▸ **Task objective**
When you copy the entries, keep every word exactly as it stands.

▸ **Dataset extract**
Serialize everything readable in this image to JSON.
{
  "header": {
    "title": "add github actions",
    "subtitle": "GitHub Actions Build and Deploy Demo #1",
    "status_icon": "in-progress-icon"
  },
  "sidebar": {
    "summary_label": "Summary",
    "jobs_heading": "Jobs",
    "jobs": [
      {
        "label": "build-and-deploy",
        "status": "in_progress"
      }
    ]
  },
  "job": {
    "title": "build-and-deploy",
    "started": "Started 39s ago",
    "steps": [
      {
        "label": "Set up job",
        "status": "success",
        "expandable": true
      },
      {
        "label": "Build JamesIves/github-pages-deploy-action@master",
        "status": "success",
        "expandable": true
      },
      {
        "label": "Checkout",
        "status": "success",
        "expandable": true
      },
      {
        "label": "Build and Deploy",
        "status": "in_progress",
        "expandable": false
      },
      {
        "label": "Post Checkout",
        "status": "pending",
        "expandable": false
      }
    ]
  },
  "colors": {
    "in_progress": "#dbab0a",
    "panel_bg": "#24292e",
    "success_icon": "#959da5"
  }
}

▸ **Reply**
Serialize everything readable in this image to JSON.
{
  "header": {
    "title": "add github actions",
    "subtitle": "GitHub Actions Build and Deploy Demo #1",
    "status_icon": "in-progress-icon"
  },
  "sidebar": {
    "summary_label": "Summary",
    "jobs_heading": "Jobs",
    "jobs": [
      {
        "label": "build-and-deploy",
        "status": "in_progress"
      }
    ]
  },
  "job": {
    "title": "build-and-deploy",
    "started": "Started 39s ago",
    "steps": [
      {
        "label": "Set up job",
        "status": "success",
        "expandable": true
      },
      {
        "label": "Build JamesIves/github-pages-deploy-action@master",
        "status": "success",
        "expandable": true
      },
      {
        "label": "Checkout",
        "status": "success",
        "expandable": true
      },
      {
        "label": "Build and Deploy",
        "status": "in_progress",
        "expandable": false
      },
      {
        "label": "Post Checkout",
        "status": "pending",
        "expandable": false
      }
    ]
  },
  "colors": {
    "in_progress": "#dbab0a",
    "panel_bg": "#24292e",
    "success_icon": "#959da5"
  }
}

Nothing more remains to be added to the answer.